~ Elena’s Journey Brings Smiles to Others
Creative, energetic, diligent. When you see Elena Panchesin in action delivering structured activities and supervision for youth at a local elementary school, these might be some of the words you would use to describe her. You would likely have no idea how hard she has worked to get to this place. Currently, she works as a Program Leader in her position with AZ Community Enrichment, but just a few years ago, Elena, who suffers from PTSD, severe depression and anxiety, was hardly able to leave home and had a hard time doing basic things for herself. Before coming to Beacon Group, she found it difficult just to talk to people. Now, Elena works 24-30 hours a week, split shifts each day, in order to cover both before and after school programs with the CREW Club. It’s a schedule she doesn’t mind because her employment and new confidence has enabled her to start working on her future dreams, a college education. And she loves her job bringing smiles to others.
“Overcoming the challenges of mental illness and trauma, at such a young age, exhibits amazing strength and resiliency,” explains employment specialist Frank Armendarez. “She has been ridiculed, made fun of and looked down upon. I think this is something many of the people we serve have faced at some time in their lives. Elena shows us all what is possible. She has overcome her diagnosis through learned coping skills.”
Elena started working with Beacon over a year ago at age 18. She credits multiple areas of support services as being critical to reaching her first goal of finding a good job and to launching her second goal – to attend college and be able to help others who struggle with mental illness. Her dream is to become a psychiatrist as she would like to see more and better services available for people who need assistance with mental health disorders. Elena mentions three specific ways that Beacon programs have moved her closer to her goals.
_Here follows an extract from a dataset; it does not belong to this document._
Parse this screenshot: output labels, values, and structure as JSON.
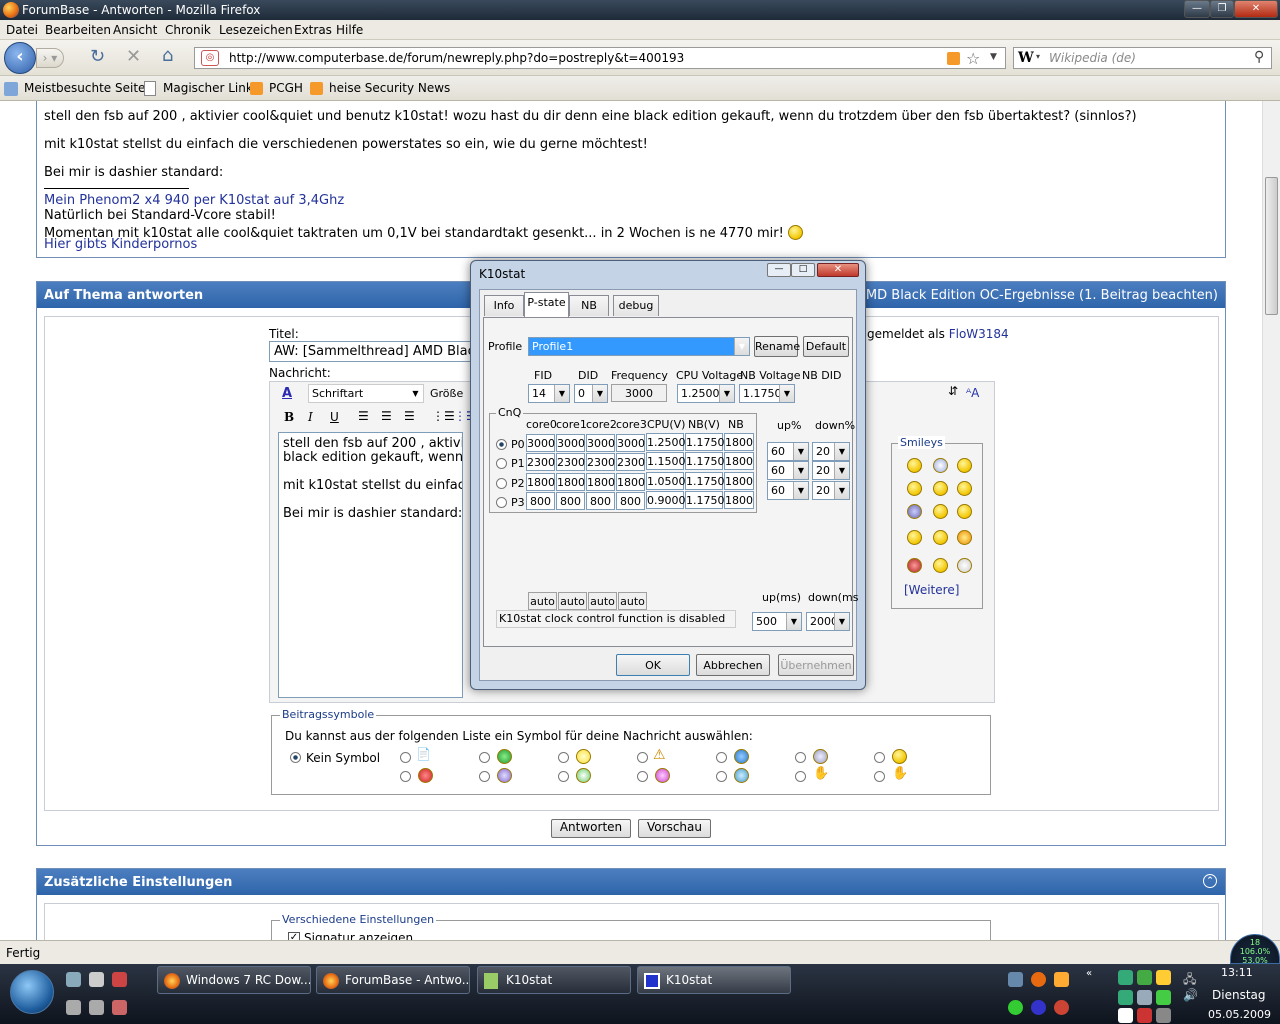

First, Elena was permitted to move at a pace that worked for her. She was involved in Beacon Group’s Work Adjustment Training (WAT) Program but started slowly – working only a few hours a week. Being in large crowds with lots of noise and movement used to trigger a lot of anxiety for her. She needed time to develop tools to manage the anxiety, and WAT helped her do this. She remembers how going to work started to give her “a reason to get out.” During this time, Elena says she was also able to focus on finding the medical resources that helped her move forward with the level of care she needed.
Music is one tool Elena uses in her free time to help her manage her anxiety. She describes listening to music as “like a soundtrack to life. It helps me when I have anxiety and many moving thoughts.” She also enjoys using her creativity in her job where she gets to plan activities in art, math, science and outdoor time. Typical of her age group, she admits using the internet for resources related to her job and hobbies: “I like Pinterest a lot to get ideas.”
Second, Elena received the encouragement she needed throughout the process of removing barriers to employment. Frank provided support that led to getting the accommodations Elena needed to finish her GED, which became instrumental in finding work as she was not experiencing success prior to passing. This milestone also made it possible for her to enroll at Pima Community College. She is currently taking a math class. “One class, I am trying not to bite off too much,” Elena describes. “I don’t need to do it fast. It’s working well. I’m getting good grades.”
Elena says that without Beacon, she wouldn’t have the confidence to pursue what she is doing today. “Both employment specialists I worked with encouraged me not to give up on the big dreams – even if I can’t see it now from where I’m at.”
Finally, to prepare her for landing a job, as a program leader, she could thrive in, Elena practiced interview skills and received resume help from her Beacon advisers. Once stricken with such anxiety that she didn’t want to leave home, she now enjoys her job because she is part of a team and gets to work with kids. She likes that they are easy to be around and wants to make a difference in their lives. “I encourage them to communicate, be kinder to each other and get along better,” she says.
Elena knows that this is not the end point for her. She is clear that this job will enable her to continue to develop her skills as an employee and to master other life and social skills that will help her succeed long term. As for those who have had the benefit of working with her, Frank says “she has touched the lives of everyone she has come in contact with; rising above the shame and stereotypes given to those who suffer from mental illness.”
Her advice to others? “Don’t give up. Try a new approach. Persist in finding the resources you need.” Elena expounds with all seriousness, “With mental health struggles – it’s an invisible disability – you can’t see it. You must advocate for yourself, otherwise it remains silent. If you don’t speak up you won’t be able to get the resources and help to succeed.” As another smile spreads across her face, it’s clear she has taken her own instruction.